- **TASK DIRECTIONS**: All lines from the one containing "Extract the structured" through the last line of the listing should be given again exactly, with no pictures.

- **RECORD EXTRACTS**:
######
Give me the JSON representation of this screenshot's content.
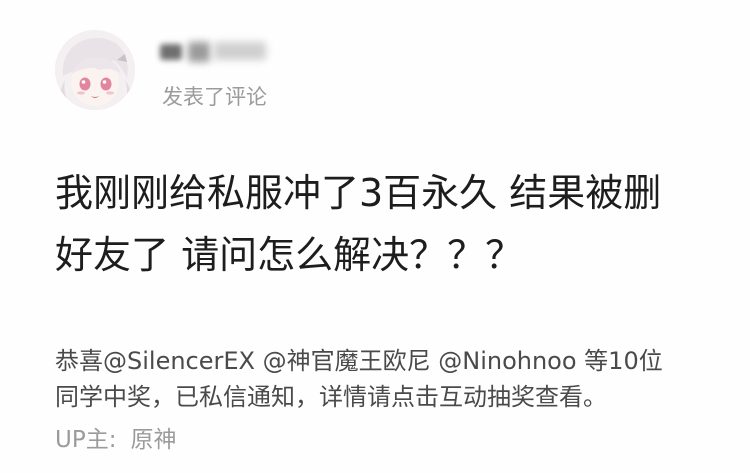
{
  "comment": {
    "action_text": "发表了评论",
    "lines": [
      "我刚刚给私服冲了3百永久 结果被删",
      "好友了 请问怎么解决？？？"
    ]
  },
  "notice": {
    "lines": [
      "恭喜@SilencerEX @神官魔王欧尼 @Ninohnoo 等10位",
      "同学中奖，已私信通知，详情请点击互动抽奖查看。"
    ]
  },
  "up": {
    "label": "UP主:",
    "name": "原神"
  },
  "icons": {
    "avatar": "anime-avatar"
  }
}
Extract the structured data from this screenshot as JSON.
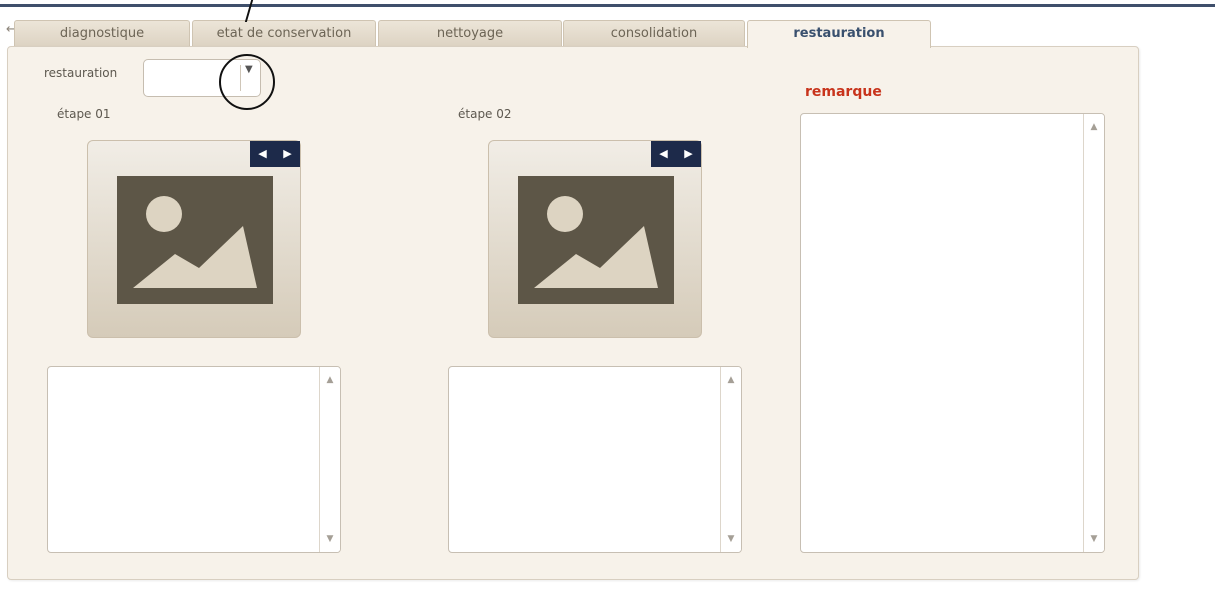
{
  "tabs": [
    {
      "label": "diagnostique"
    },
    {
      "label": "etat de conservation"
    },
    {
      "label": "nettoyage"
    },
    {
      "label": "consolidation"
    },
    {
      "label": "restauration",
      "active": true
    }
  ],
  "back_icon": "←",
  "form": {
    "restauration_label": "restauration",
    "select_value": "",
    "select_arrow": "▼"
  },
  "steps": [
    {
      "label": "étape 01",
      "prev": "◀",
      "next": "▶"
    },
    {
      "label": "étape 02",
      "prev": "◀",
      "next": "▶"
    }
  ],
  "remarque": {
    "title": "remarque"
  },
  "scroll": {
    "up": "▲",
    "down": "▼"
  },
  "colors": {
    "accent_title": "#c8341c",
    "active_tab": "#39506e",
    "nav_bg": "#1d2a4a"
  }
}
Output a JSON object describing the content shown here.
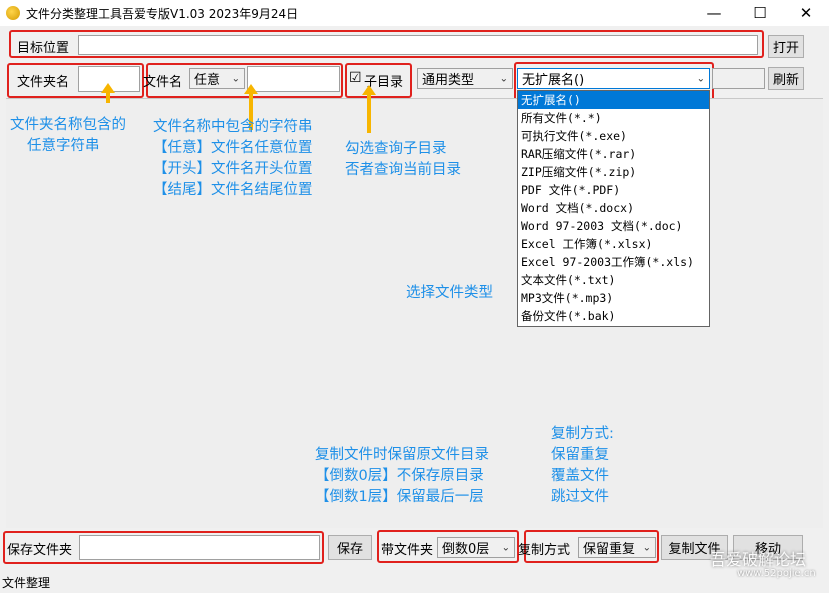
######
- **YOUR RESPONSE**:
Extract the structured data from this screenshot as JSON.
{
  "tabs": [
    {
      "label": "diagnostique"
    },
    {
      "label": "etat de conservation"
    },
    {
      "label": "nettoyage"
    },
    {
      "label": "consolidation"
    },
    {
      "label": "restauration",
      "active": true
    }
  ],
  "back_icon": "←",
  "form": {
    "restauration_label": "restauration",
    "select_value": "",
    "select_arrow": "▼"
  },
  "steps": [
    {
      "label": "étape 01",
      "prev": "◀",
      "next": "▶"
    },
    {
      "label": "étape 02",
      "prev": "◀",
      "next": "▶"
    }
  ],
  "remarque": {
    "title": "remarque"
  },
  "scroll": {
    "up": "▲",
    "down": "▼"
  },
  "colors": {
    "accent_title": "#c8341c",
    "active_tab": "#39506e",
    "nav_bg": "#1d2a4a"
  }
}
Output a JSON object describing the content shown here.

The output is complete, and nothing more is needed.